- Provided material:
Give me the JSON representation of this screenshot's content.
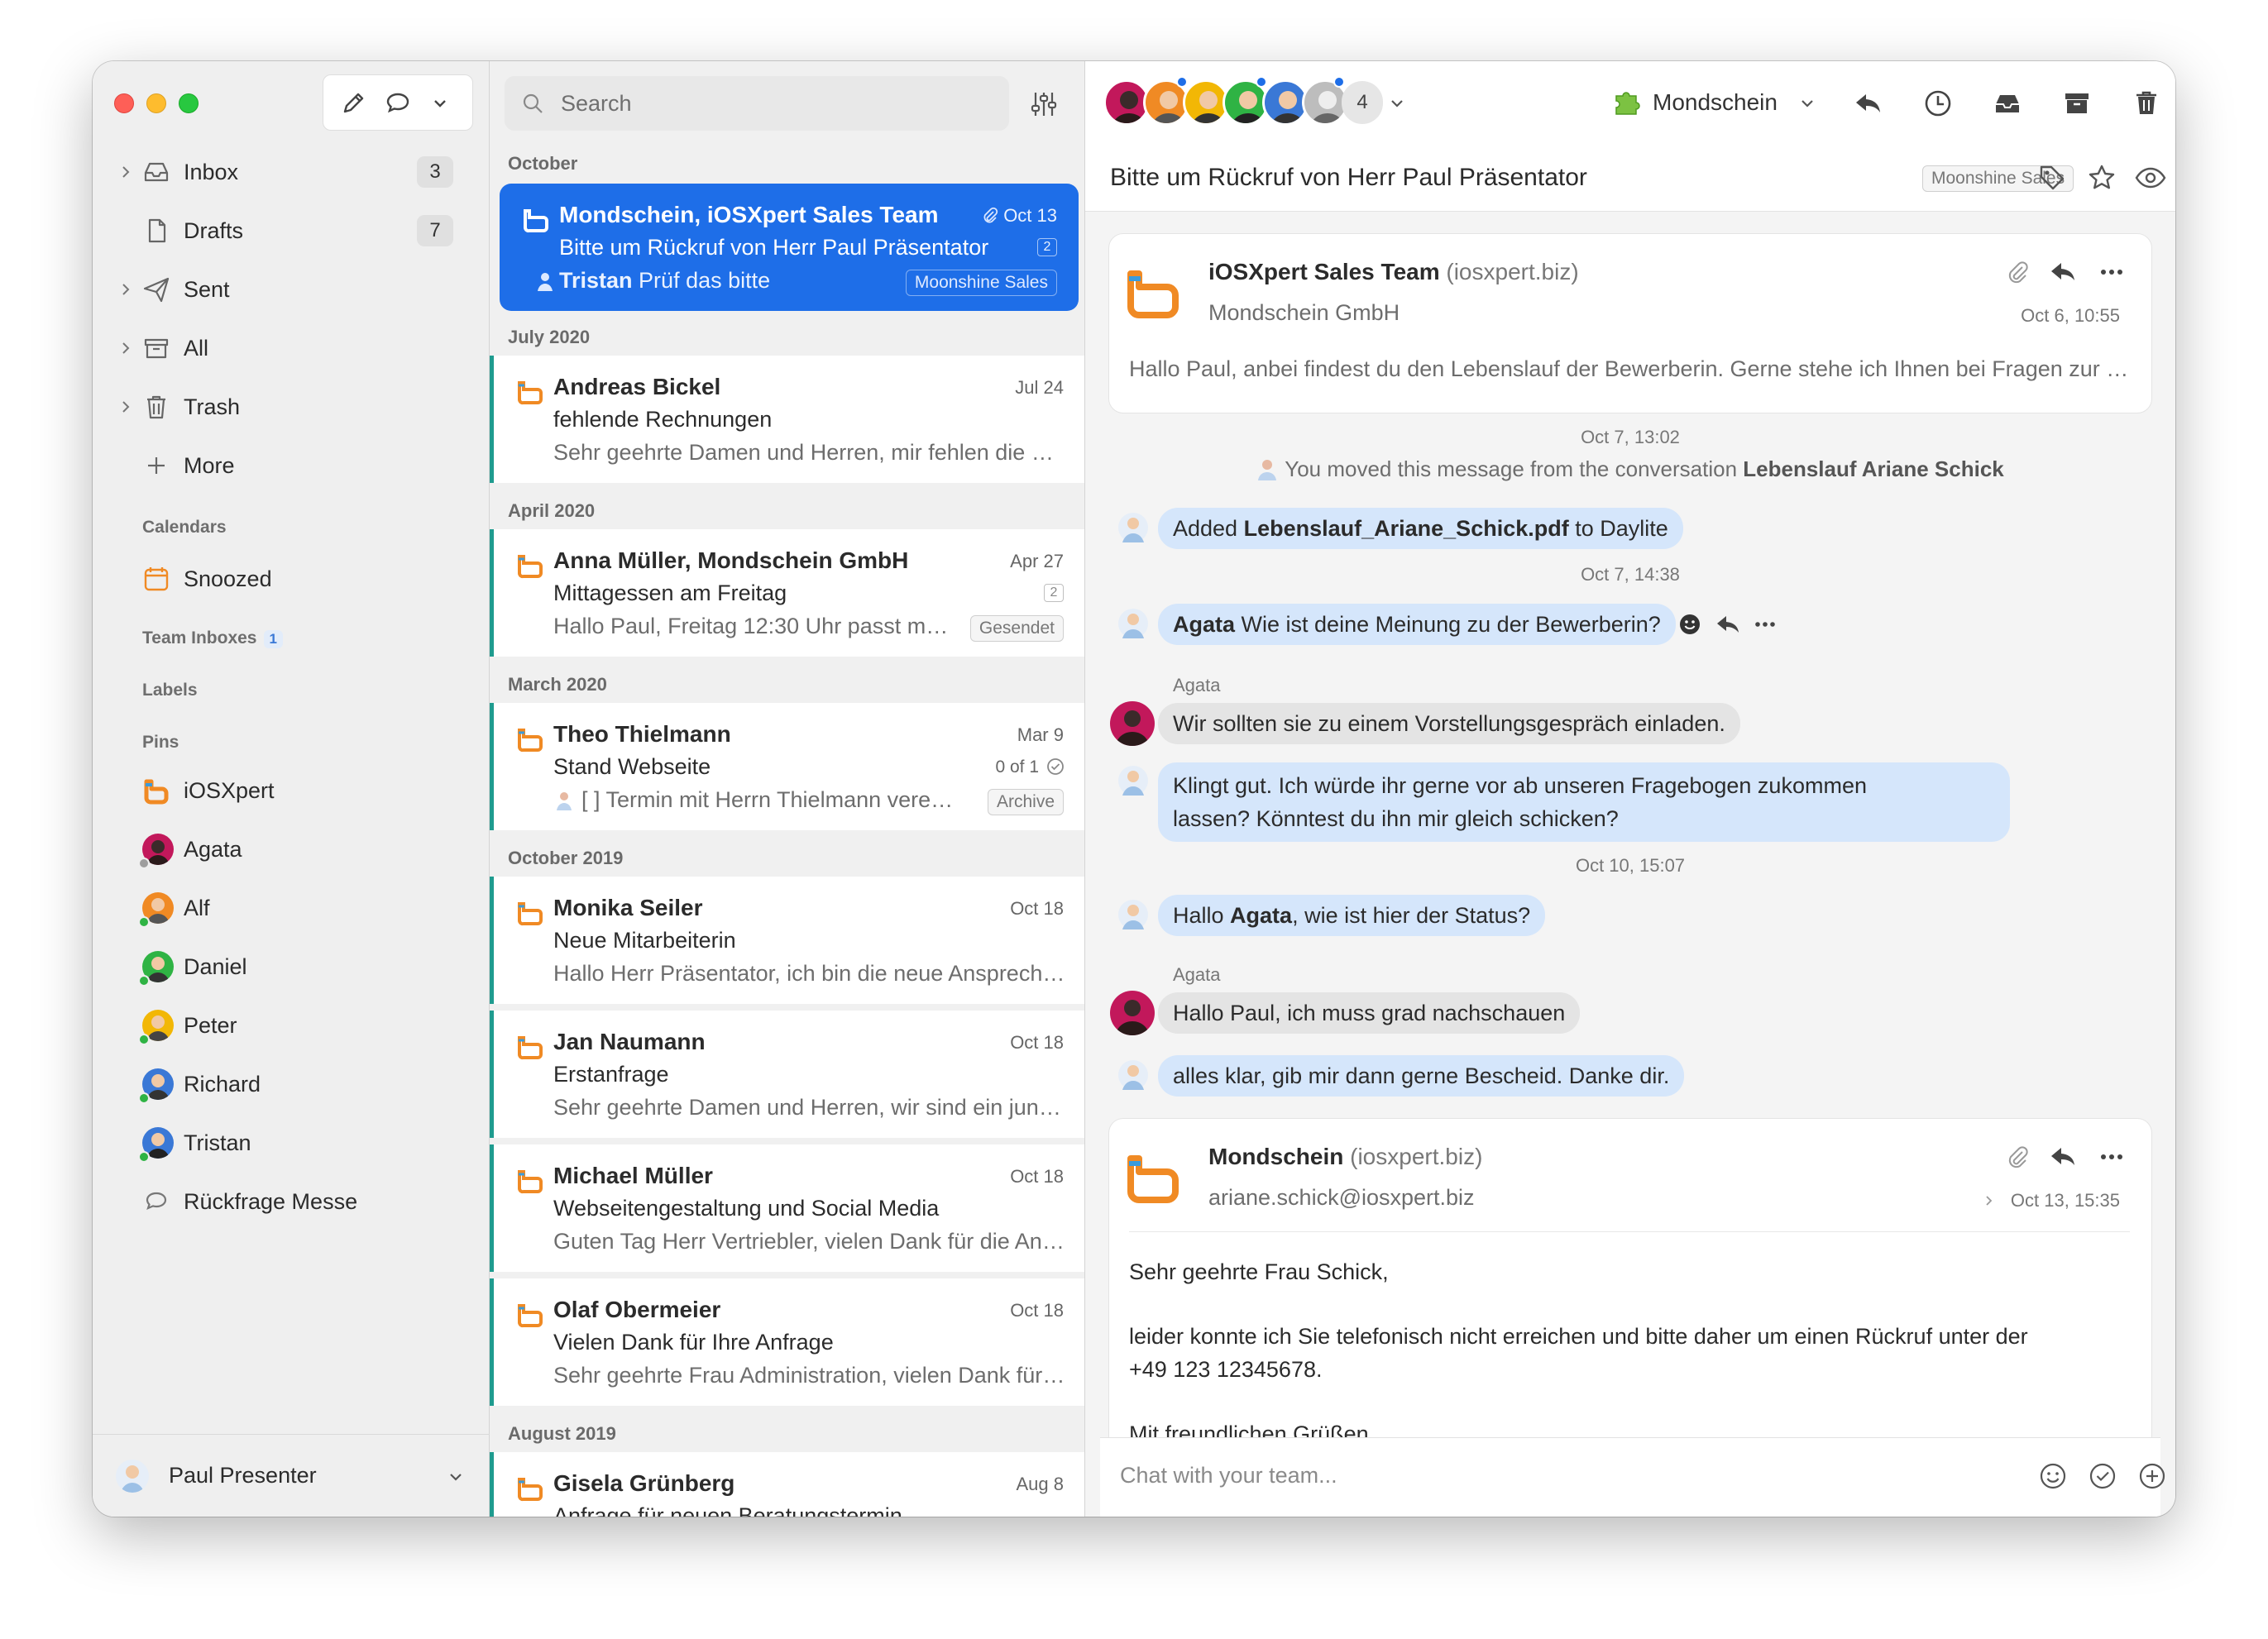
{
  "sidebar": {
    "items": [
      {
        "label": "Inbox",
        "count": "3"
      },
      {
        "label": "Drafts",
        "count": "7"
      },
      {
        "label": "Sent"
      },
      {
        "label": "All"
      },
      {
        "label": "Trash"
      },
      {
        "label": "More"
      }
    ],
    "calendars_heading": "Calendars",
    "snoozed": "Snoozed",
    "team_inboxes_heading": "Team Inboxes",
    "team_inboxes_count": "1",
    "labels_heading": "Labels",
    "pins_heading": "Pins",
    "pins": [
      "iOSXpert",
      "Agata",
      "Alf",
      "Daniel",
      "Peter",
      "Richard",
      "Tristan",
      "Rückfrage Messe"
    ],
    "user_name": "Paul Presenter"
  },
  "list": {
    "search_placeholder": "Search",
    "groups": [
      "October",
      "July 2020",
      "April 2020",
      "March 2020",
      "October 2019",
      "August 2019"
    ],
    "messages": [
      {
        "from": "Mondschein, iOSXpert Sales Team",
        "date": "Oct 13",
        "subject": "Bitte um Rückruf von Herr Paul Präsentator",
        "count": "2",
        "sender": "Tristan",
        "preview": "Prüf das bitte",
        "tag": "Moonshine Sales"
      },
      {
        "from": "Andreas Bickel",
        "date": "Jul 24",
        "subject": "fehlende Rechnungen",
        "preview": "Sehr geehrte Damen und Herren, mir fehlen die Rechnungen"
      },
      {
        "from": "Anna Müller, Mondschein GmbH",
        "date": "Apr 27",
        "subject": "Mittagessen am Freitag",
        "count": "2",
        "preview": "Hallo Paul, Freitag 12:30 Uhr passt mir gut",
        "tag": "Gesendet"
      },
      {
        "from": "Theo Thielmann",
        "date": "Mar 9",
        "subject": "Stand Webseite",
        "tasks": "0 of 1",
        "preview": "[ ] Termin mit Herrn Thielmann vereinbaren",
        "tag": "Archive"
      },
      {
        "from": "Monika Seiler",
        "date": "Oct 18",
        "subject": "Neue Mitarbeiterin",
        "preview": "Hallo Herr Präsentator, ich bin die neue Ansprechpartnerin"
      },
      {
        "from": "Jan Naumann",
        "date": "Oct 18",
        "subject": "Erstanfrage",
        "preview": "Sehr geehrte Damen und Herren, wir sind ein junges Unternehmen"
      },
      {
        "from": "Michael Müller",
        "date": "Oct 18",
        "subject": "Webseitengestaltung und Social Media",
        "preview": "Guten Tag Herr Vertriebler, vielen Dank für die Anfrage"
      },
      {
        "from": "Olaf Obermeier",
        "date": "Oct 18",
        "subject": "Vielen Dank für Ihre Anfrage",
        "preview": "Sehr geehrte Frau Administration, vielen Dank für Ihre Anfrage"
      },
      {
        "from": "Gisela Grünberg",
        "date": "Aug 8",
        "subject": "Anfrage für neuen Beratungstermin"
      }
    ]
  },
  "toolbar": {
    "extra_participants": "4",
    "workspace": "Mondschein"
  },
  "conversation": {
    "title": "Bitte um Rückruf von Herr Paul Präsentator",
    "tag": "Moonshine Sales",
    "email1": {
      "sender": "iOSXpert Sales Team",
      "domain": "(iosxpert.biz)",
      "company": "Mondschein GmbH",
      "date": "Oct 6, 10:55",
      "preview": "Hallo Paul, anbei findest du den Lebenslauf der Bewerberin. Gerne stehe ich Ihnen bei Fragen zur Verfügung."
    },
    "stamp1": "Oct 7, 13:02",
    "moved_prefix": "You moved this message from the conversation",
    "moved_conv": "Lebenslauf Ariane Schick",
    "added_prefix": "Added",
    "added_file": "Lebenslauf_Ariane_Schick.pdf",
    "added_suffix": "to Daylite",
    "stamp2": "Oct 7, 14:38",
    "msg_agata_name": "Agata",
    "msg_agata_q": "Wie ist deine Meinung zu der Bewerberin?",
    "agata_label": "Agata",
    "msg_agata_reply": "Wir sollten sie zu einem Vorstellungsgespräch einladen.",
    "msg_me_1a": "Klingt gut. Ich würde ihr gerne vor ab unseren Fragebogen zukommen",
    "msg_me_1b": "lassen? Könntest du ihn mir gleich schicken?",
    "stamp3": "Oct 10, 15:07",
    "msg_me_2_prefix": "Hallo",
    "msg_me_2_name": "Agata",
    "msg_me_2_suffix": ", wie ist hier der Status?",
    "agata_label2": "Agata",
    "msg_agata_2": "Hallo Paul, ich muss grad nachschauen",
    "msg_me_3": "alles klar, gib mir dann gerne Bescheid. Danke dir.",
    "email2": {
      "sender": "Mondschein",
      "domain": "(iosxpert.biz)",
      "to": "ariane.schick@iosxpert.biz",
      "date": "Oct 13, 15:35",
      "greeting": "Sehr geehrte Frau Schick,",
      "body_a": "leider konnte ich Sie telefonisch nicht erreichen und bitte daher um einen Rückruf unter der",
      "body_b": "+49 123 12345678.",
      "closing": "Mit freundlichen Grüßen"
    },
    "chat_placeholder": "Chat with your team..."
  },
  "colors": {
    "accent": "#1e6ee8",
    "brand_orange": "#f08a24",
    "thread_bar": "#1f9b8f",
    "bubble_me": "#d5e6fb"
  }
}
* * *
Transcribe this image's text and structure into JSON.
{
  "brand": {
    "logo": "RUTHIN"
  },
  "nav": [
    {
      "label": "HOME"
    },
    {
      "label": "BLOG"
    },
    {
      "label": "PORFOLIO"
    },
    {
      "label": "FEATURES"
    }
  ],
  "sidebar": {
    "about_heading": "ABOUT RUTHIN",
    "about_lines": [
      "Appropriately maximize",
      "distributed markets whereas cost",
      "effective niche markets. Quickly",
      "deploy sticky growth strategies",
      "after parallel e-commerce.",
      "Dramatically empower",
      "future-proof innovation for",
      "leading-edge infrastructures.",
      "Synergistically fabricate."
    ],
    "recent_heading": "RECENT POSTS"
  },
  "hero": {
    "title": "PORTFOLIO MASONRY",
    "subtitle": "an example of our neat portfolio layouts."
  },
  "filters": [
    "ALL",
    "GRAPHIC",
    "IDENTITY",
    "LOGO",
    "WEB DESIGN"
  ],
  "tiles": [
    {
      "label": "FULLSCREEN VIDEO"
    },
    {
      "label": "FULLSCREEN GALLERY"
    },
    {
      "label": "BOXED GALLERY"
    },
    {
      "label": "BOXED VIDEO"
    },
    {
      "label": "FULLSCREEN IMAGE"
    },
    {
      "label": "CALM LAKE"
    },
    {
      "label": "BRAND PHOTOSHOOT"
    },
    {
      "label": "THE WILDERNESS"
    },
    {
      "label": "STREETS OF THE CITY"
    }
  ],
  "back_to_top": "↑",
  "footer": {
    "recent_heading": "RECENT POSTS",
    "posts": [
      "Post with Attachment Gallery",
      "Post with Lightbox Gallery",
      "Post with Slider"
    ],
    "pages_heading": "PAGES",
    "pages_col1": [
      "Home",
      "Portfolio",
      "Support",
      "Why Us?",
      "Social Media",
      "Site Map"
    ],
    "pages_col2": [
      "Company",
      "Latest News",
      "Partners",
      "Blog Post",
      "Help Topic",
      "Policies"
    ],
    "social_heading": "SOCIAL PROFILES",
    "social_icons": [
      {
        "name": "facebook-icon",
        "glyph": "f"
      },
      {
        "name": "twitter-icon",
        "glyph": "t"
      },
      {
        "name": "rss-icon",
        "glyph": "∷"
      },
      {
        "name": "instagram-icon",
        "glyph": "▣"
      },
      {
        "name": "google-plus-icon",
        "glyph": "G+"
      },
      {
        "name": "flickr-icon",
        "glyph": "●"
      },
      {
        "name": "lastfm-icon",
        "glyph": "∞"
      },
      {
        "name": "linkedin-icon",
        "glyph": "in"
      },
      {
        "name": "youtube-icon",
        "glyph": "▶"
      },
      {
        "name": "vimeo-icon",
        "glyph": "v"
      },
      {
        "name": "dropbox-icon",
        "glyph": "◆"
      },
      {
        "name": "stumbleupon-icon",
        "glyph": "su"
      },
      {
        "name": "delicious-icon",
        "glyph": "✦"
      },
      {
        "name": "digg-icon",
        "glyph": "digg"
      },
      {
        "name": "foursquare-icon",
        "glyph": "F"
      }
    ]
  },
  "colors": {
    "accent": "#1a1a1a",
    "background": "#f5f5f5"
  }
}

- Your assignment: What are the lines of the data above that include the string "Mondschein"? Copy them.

- Response:
        "from": "Mondschein, iOSXpert Sales Team",
        "from": "Anna Müller, Mondschein GmbH",
    "workspace": "Mondschein"
      "company": "Mondschein GmbH",
      "sender": "Mondschein",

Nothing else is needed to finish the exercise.